The governor is forbidden by law from coordinating with New Direction and has no control over what they do, despite what it may look like. Adding to the uproar is New Direction’s promise to divulge its donor list by the end of 2018, a promise broken seven days ago. New Direction spokesperson Phil Swibinski says exposing the organization’s donors to the toxic political environment of the state is a disservice to them and to residents.

“When the organization was founded well over a year ago it was under the desire to get out there and fight for some of these progressive policy items,” he said. “That’s really all the organization has done, and it’s done so in a positive manner, and yet still it’s created all this acrimony.”

“I don’t think anybody’s buying that,” said Assembly Minority Leader Jon Bramnick. “When you’re the governor, if you want something disclosed in terms of who’s giving you money, I suspect that you can get it disclosed.”

The governor issued a statement on Friday calling on New Direction to divulge its donors, but he also called on other, similar groups to do the same.

Read that to mean Senate President Steve Sweeney, who railed against New Direction’s secret donor list last year, but this week finds himself in a similar sticky wicket after Politico reported that the parent company of PSE&G tried to donate money to a 501(c)4 with close ties to Sweeney friend and political power broker George Norcross. This after PSEG won a big state subsidy for its nuclear operations.

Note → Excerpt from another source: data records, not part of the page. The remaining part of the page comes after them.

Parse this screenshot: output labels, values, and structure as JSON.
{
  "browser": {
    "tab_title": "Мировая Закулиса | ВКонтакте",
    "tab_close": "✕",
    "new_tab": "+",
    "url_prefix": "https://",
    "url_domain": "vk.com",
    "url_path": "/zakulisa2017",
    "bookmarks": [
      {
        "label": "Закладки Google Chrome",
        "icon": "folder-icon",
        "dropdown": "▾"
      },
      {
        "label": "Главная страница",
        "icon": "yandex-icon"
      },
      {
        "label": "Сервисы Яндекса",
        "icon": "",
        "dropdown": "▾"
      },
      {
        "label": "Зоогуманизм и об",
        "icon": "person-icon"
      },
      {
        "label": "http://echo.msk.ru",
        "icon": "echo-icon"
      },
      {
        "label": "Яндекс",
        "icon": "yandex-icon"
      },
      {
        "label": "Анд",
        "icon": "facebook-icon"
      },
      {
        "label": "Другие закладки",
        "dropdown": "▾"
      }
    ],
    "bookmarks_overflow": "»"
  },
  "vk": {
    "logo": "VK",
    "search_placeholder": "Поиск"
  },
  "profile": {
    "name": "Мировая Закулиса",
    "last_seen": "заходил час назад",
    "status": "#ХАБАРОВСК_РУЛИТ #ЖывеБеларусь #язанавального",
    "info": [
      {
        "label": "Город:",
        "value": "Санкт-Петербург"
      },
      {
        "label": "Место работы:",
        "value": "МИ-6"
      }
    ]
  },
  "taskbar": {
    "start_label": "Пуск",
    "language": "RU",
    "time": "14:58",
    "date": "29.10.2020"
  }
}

Sweeney had no comment Monday but the news highlights how the murky relationship between dark money donors and elected officials in Trenton hurts everyone’s credibility and leaves the public to wonder who to believe, much less trust.